A team that has spent the last five years developing a pipeline of technologies that can churn out a remedy for almost any newly emerging virus may have treatments ready for safety trials on Covid-19 patients by the end of the year.
We know that outbreaks like coronavirus will become more common in the future and tackling them is the Apollo programme of our time, according to Professor Marion Koopmans, head of the viroscience department at Erasmus University Medical Centre in Rotterdam, the Netherlands.
The race for a vaccine against the novel coronavirus, or SARS-CoV-2, is on, with 54 different vaccines under development, two of which are already being tested in humans, according to the World Health Organization. And among the different candidates is a new player on the scene – mRNA vaccines.
Advances in gene sequencing have allowed scientists to trace and monitor the COVID-19 pandemic faster than any previous outbreak. However, gaps in our knowledge of how coronaviruses work has made it difficult to understand what makes the new coronavirus special.
New prosthetic technologies that stimulate the nerves could pave the way for prostheses that feel like a natural part of the body and reduce the phantom limb pain commonly endured by amputees.
Social distancing policies, such as cancelling high-density gatherings, discouraging handshakes and asking people to increase their distance from each other will delay a coronavirus pandemic and help health authorities plan resources, according to epidemiologist Dr Vittoria Colizza who is modelling the spread of Covid-19 and the effectiveness of interventions.
Patients with rare diseases often suffer a long and lonely path as they struggle to find out what the cause of their debilitating symptoms are, but recent advances in diagnostics are helping to give them new hope of identifying their illness, and perhaps even finding a treatment, according to Dr Lucia Monaco of Italy's Fondazione Telethon and chair of the International Rare Diseases Research Consortium (IRDiRC).

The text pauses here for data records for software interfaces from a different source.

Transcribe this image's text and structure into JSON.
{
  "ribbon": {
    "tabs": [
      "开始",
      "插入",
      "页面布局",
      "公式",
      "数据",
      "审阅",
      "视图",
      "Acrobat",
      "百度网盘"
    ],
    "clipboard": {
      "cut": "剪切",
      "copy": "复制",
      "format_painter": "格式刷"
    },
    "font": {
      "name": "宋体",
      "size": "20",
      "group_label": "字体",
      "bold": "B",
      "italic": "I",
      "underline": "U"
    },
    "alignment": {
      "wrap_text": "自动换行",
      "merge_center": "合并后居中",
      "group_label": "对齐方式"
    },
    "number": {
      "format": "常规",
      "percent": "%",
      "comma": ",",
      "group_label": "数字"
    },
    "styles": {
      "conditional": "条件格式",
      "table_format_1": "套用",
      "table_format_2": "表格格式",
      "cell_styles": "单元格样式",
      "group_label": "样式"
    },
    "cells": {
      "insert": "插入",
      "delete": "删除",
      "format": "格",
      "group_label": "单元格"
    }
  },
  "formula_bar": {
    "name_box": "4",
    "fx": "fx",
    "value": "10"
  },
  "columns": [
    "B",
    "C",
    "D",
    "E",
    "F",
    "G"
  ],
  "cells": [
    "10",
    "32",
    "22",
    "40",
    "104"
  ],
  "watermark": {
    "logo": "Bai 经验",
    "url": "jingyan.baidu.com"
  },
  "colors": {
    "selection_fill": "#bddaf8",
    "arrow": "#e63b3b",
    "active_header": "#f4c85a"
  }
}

As more people live for years and even decades after being diagnosed with cancer, the question of how best to support survivors is a challenge now facing health systems in Europe. More research into survivors’ specific care and support requirements is now needed, say experts.
Facing the death of a loved one, being given a life-threatening diagnosis, or living through a natural disaster is difficult enough. But those who get through these traumatic life events often face further ill effects.
Scientists are developing a pipeline to churn out remedies for almost any newly emerging virus.
Airborne energy systems aim to capitalise on the stronger winds at high altitudes.
The more satellite launches we do, the bigger the risk of damage or debris, says Dimitra Stefoudi.